There are 35 mentor and mentee pairs at Central High School, and there are more students who could benefit from having a mentor, said Cheryl O’Connor, a teacher and program director.
The goal of the program is to help students graduate and have a plan for after graduation, O’Connor said.
While the school is looking for mentors in general, they’re also looking particularly for male adults to serve as mentors.
Mentors are asked to commit at least one hour a week to meet with their mentee. The program is flexible to accommodate schedules and plans.
During their time together, they set goals, talk about healthy living, complete school work and talk about what’s going on in their lives. O’Connor said one of the key parts of being a good mentor is being a good listener.
Mentors and students are partnered based on their interests.
Prior to meeting with students, mentors receive training.
When students have mentors, O’Connor said they typically have increased attendance, higher GPA, and fewer behavior problems.
Spring Lake resident Suzanne Richards has been a mentor for three years.
Richards, a Grand Valley State University professor, said she’s familiar with the research on mentoring that suggests it plays a positive role for students.
Richards said it also gives her a chance to give back to students and the community.
Being a former principal, Richards said she misses that contact, and being a mentor gives her a chance to interact with students.
Over the years, Richards said she’s gone to lunch or coffee with students to talk about what’s going on in their life and listen.
She said she believes she’s a positive role model and she can help students make connections for their future by talking about college and employment.
Richards said she talks about the application process and what college is like, if her mentee is interested in exploring that route for their future.
“It’s also another adult in their life that cares about them and cares about their future,” she said.
When Richards and her mentee first met this year, they worked toward helping her get a job.
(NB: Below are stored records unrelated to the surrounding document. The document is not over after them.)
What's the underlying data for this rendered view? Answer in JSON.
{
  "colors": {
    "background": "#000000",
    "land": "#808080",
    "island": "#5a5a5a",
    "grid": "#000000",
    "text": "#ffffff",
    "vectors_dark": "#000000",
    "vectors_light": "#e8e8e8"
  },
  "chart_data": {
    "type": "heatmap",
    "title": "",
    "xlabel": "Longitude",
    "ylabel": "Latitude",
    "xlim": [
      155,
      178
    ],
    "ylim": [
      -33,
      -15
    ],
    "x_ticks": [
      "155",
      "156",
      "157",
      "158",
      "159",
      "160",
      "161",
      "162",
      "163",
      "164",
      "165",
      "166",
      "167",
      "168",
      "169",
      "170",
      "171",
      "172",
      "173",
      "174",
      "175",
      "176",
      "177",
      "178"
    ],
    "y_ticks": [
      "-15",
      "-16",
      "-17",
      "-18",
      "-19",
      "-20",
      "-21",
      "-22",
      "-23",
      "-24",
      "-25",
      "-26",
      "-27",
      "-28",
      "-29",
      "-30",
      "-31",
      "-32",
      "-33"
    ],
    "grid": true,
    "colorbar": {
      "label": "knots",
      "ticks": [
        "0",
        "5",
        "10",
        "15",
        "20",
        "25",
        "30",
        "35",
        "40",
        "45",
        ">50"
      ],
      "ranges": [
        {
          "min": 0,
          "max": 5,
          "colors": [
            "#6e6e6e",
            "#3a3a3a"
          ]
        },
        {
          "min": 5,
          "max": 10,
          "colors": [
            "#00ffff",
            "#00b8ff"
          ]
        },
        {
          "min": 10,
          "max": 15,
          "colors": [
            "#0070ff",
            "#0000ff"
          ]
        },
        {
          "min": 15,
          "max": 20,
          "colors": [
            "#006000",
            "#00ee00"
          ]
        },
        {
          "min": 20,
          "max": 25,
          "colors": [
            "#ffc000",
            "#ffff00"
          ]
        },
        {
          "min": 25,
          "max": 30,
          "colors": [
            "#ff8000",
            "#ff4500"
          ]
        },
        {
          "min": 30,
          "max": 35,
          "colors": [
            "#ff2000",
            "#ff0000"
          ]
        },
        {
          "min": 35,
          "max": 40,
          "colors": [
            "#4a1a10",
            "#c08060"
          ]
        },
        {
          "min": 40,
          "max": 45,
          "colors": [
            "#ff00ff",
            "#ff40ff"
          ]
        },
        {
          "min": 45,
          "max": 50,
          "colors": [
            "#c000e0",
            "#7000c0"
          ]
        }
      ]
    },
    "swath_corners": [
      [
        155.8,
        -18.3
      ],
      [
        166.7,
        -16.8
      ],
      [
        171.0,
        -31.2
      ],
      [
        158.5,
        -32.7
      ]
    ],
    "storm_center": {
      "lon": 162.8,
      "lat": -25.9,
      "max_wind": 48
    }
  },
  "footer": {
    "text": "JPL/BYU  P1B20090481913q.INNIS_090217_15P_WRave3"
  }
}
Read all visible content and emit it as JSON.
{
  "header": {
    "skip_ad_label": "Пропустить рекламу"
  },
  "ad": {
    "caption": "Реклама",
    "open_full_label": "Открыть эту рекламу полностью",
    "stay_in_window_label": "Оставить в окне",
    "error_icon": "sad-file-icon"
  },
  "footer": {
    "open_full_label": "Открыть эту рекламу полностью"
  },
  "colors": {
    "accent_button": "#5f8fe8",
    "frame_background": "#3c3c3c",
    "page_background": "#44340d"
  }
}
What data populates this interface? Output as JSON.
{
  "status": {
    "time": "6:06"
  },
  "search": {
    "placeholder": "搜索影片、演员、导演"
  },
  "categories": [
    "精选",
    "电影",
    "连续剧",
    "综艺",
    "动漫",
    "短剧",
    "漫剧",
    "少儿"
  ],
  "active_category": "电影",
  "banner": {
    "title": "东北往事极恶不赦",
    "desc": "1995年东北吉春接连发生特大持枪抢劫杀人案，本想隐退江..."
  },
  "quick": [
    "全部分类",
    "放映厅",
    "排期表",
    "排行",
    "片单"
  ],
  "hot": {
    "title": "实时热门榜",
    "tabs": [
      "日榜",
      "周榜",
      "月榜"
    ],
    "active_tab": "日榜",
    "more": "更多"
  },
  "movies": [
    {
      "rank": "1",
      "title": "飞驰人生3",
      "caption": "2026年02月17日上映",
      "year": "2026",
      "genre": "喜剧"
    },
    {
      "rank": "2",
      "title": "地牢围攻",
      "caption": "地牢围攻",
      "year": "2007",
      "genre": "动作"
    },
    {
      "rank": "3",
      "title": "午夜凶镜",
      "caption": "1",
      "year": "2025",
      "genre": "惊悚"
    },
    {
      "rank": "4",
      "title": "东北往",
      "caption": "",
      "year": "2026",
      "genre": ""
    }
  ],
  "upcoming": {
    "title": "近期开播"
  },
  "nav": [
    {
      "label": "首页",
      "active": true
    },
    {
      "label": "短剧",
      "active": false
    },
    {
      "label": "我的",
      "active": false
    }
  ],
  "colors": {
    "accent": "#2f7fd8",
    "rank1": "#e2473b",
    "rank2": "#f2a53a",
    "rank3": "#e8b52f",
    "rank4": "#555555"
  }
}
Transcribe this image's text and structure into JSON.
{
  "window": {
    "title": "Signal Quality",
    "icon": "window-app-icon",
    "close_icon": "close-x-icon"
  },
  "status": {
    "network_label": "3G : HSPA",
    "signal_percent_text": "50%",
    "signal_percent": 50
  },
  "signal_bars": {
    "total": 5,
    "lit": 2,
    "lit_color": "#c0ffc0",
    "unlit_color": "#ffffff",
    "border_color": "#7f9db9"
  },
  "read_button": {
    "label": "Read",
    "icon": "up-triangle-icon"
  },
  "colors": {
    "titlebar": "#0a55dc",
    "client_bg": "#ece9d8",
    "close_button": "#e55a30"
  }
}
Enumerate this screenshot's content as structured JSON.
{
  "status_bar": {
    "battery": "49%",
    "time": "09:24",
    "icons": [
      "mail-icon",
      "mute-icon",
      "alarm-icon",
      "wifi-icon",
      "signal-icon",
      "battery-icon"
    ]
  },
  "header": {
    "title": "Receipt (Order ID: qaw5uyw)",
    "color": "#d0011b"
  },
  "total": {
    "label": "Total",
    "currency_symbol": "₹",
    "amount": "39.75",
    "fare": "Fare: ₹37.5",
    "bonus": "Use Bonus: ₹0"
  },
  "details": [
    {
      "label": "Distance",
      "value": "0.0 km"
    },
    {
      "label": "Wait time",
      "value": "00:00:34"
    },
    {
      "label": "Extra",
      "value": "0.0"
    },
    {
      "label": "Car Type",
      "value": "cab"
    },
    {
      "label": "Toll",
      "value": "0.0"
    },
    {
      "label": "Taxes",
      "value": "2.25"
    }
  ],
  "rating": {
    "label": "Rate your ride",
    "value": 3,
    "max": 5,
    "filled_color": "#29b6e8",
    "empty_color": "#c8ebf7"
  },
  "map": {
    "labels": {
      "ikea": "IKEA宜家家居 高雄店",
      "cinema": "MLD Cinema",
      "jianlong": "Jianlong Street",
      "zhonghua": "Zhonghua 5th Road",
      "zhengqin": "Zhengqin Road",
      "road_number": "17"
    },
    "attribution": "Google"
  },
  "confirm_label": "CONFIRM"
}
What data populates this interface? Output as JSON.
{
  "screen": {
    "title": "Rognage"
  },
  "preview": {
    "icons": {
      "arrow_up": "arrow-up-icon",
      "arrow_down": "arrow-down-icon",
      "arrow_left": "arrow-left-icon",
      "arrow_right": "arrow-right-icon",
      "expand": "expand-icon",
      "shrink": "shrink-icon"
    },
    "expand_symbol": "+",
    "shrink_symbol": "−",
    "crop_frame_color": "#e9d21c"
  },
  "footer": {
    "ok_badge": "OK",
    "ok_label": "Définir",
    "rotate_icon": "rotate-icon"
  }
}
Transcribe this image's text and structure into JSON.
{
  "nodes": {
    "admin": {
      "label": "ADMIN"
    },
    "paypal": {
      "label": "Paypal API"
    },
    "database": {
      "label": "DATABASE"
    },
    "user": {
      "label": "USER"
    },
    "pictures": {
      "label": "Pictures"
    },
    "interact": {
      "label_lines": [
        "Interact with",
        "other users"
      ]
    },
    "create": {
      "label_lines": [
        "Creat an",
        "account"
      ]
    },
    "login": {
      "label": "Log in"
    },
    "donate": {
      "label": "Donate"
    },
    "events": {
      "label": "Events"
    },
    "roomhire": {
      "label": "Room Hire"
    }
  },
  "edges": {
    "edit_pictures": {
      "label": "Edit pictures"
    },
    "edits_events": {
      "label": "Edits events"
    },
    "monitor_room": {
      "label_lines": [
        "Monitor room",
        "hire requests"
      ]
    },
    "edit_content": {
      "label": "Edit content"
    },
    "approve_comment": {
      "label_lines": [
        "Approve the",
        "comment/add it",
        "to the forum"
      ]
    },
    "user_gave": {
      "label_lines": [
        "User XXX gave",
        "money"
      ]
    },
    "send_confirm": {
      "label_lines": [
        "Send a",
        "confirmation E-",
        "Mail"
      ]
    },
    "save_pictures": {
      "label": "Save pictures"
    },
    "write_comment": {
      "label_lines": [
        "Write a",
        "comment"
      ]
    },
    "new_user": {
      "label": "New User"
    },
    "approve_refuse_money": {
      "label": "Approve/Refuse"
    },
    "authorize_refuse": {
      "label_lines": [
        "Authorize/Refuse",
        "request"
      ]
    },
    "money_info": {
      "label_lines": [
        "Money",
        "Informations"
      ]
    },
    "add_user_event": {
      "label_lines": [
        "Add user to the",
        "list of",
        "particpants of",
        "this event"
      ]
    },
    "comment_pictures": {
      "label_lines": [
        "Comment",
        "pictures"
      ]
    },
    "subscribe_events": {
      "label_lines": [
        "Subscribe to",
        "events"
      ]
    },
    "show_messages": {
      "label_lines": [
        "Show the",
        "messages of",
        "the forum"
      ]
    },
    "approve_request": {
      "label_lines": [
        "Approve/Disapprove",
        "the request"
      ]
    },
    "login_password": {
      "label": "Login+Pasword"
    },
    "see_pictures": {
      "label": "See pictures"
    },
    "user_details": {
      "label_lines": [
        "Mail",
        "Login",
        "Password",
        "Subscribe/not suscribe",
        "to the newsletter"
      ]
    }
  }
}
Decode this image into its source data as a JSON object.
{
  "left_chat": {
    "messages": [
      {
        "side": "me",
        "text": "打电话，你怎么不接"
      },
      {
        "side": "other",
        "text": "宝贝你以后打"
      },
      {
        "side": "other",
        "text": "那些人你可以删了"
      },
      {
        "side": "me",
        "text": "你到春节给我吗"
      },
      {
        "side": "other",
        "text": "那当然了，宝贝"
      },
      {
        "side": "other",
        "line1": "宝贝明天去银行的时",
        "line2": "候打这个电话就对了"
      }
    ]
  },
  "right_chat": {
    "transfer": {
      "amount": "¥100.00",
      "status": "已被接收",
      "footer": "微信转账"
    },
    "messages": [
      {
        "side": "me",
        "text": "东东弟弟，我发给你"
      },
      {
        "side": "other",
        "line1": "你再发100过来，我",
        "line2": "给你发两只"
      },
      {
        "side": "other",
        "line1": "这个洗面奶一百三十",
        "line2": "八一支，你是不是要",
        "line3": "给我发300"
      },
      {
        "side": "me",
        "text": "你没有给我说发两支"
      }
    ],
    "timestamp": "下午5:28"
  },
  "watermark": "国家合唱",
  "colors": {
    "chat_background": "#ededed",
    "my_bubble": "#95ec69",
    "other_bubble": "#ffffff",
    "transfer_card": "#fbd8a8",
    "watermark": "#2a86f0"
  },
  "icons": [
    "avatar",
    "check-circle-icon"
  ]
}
They discussed and outlined a resume and then revised one that the student made.
Within a few weeks, Richards’ mentee had a job, which Richard said is a tribute to her mentee’s efforts.
Richards is also helping her mentee explore programs that fit her passion by touring the Ottawa Area Intermediate School District’s Careerline Tech Center.
Richards said the important thing for mentors to do is respect students as individuals, get to know them, and affirm who they are.
At the beginning of the school year, Central High School junior Hailey Rozek joined the mentor program.
Each Wednesday, Rozek, 16, said she looks forward to meeting with her mentor, who has helped her learn not to hold things in and to work through obstacles instead of avoiding them.
Rozek said it’s nice having someone she can talk to about what’s going on in her life.
Rozek’s mentor is also helping her look at what’s in store for the future.
After graduation, Rozek plans to study business so she can open a restaurant with her sister.
If adults are on the fence about mentoring, Rozek said they should try because there are many students who could benefit and use their help.
Rozek also encouraged her peers to also step outside their comfort zone and participate if they have the opportunity because it’s a positive experience.
“It isn’t as scary as you think,” she said. “They’re just as much interested in your future as you are.”
Anyone interested in learning more about the program or becoming a mentor can call the Central High School office at 616-850-6800 or email Cheryl O’Connor at firstname.lastname@example.org.